Among the 7th century pagans of Flanders and the Netherlands, it was the custom to exchange gifts at the New Year. This was a pagan custom deplored by Saint Eligius (died 659 or 660), who warned the Flemings and Dutchmen, “(Do not) make vetulas, [little figures of the Old Woman], little deer or iotticos or set tables [for the house-elf, compare Puck] at night or exchange New Year gifts or supply superfluous drinks [another Yule custom].” The quote is from the vita of Eligius written by his companion, Ouen.

Most countries in Western Europe officially adopted January 1 as New Year’s Day somewhat before they adopted the Gregorian calendar. In England, the Feast of the Annunciation on March 25, was the first day of the new year until the adoption of the Gregorian Calendar in 1752. The March 25 date was known as Annunciation Style; the January 1 date was known as Circumcision Style, because this was the date of the Feast of the Circumcision, being the eighth day counting from December 25 when Christ was believed to be born. This day was christened as the beginning of the New Year by Pope Gregory as he designed the Liturgical Calender.

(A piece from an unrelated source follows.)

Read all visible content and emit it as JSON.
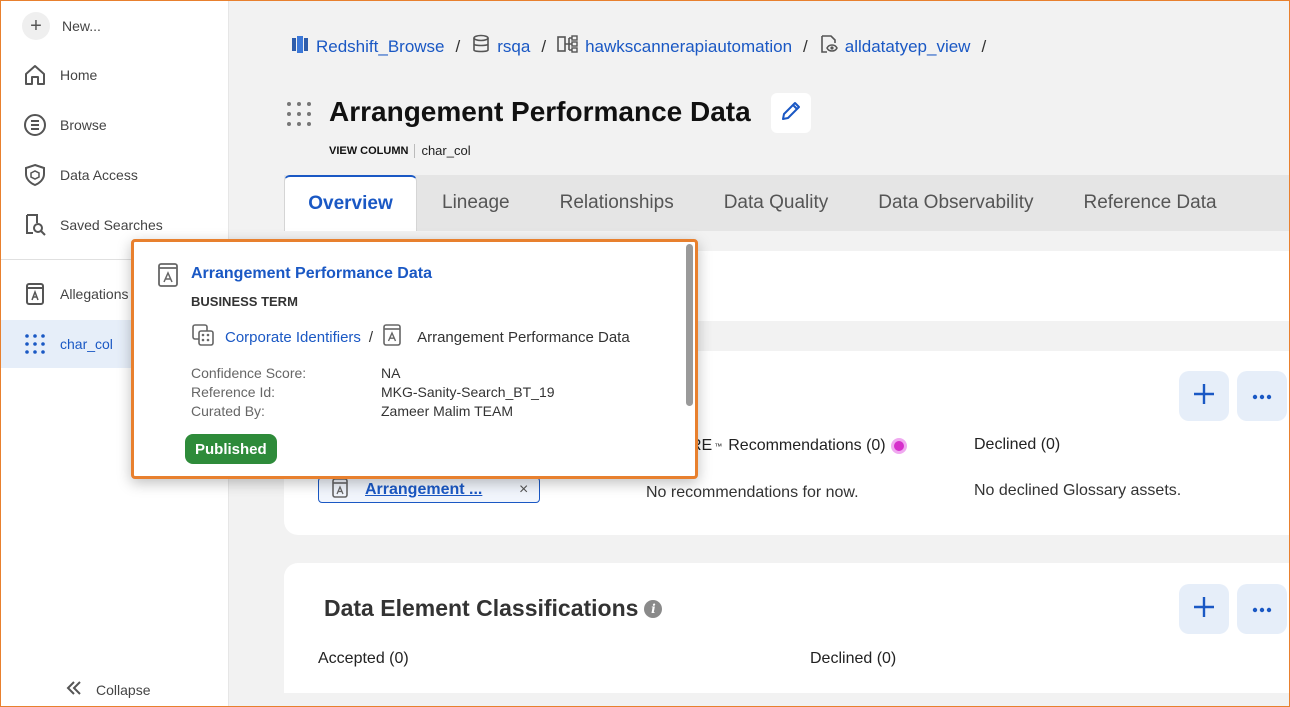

As you can see there were a lot of events that happened on this day over the centuries. Some of them significant, even momentous, some not so much but interesting as a kind of trivia. I am not even going to attempt to edit that list today.

Thank you all so much for your work and contributions to this site. We at The Stars Hollow Gazette and Docudharma wish you and yours a Happy, Healthy and Prosperous New Year.  

Happy New Year 2014

To all of our readers may you and your s have an happy, healthy and prosperous new year.

Nine Inch Nails

So glad you asked.

You want to know my secret?  I’m angry all the time. – Bruce Banner

Yeah, Happy New Year’s Rocking Eve

Lyrics below so you sing along.